|TREES AT THE HUNTINGTON,|
I GOT TO GO BACK LATER IN THE WEEK
TO HEAR THE CLARINET QUINTETS.
This week's arts and culture column begins like this:
The Los Angeles Chamber Orchestra (LACO) has been proclaimed “America’s finest chamber orchestra” (Public Radio International), “LA’s most unintimidating chamber music experience” (Los Angeles Magazine), “resplendent” (Los Angeles Times) and “one of the world’s great chamber orchestras” (KUSC Classical FM).
The 2017-18 season marks LACO’s 50th anniversary. Its new “In Focus” series aims “to provide insights into the chamber music repertoire through the lens of LACO artists in an intimate setting.”
Curated by Concertmaster Margaret Batjer, LACO artists will serve as “musical tour guides” through the pieces, and NPR’s Renée Montagne will lead a short post-concert discussion.
In April, the series will highlight two sublime chamber works: Mozart’s “Quintet in A Major for Clarinet and Strings” (1789) and Brahms’ “Clarinet Quintet in B Minor” (1891). A clarinet quintet is a work composed for one clarinet and a string quartet.
The concerts will take place at 7:30 p.m. on Wednesday, April 4, 2018, at The Huntington Library and Gardens in San Marino, and at 7:30 p.m. on Thursday, April 5, 2018, at the Moss Theater in Santa Monica.
Both will feature Joshua Ranz, principal clarinet of LACO and also of the New West Symphony.
Raised in New York, Ranz and his wife, the oboist Lelie Resnick, met while both were playing for the Honolulu Symphony.
They moved to LA in 1999. Since then, Ranz has been hailed by the Los Angeles Times for his “stunning artistry.” He performs regularly with the LA Philharmonic and has recorded more than 100 soundtracks for leading Hollywood composers.
Preparing for our interview, I did a little research.

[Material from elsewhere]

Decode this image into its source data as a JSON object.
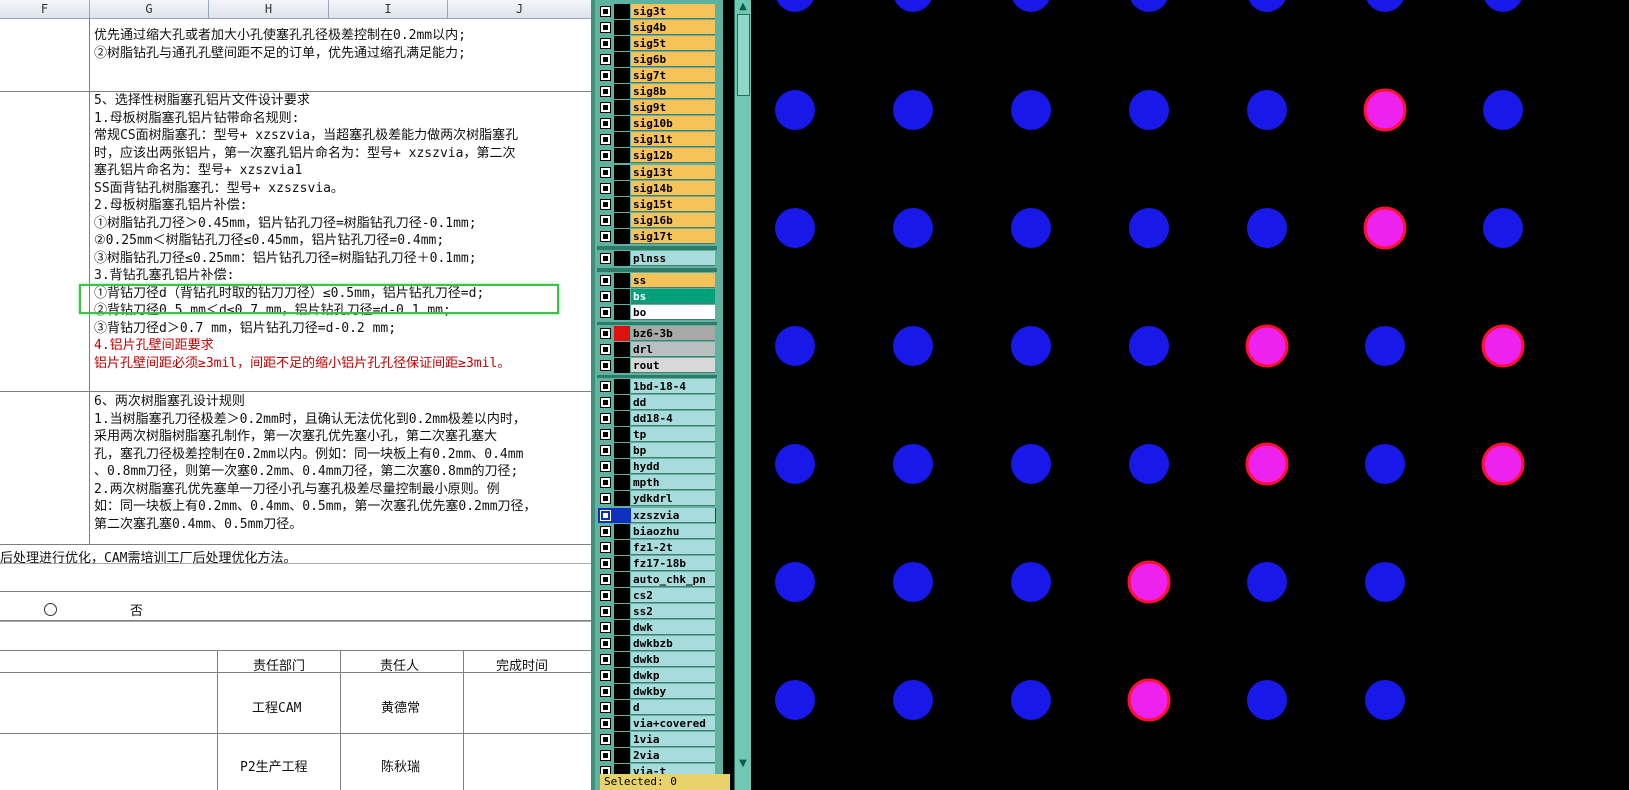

The clarinet is said to have been invented around 1700 by German instrument maker J.C. Denner, I learned. It was based on the “chalumeau,” a Renaissance shepherd’s instrument with a range of but a single octave.
But what really fascinated me was the fact that Ranz is married to an oboist. So straightaway after getting him on the phone I asked, “So is there a certain personality attached to certain instruments?”
“I’d say oboists — I do think my wife is an exception — can tend to be a bit uptight, and with good reason,” he said. “Oboists are obsessed with finding the right reed. We clarinet players, with a single-reed instrument as opposed to their two, are just partially obsessed.”
READ THE WHOLE PIECE HERE.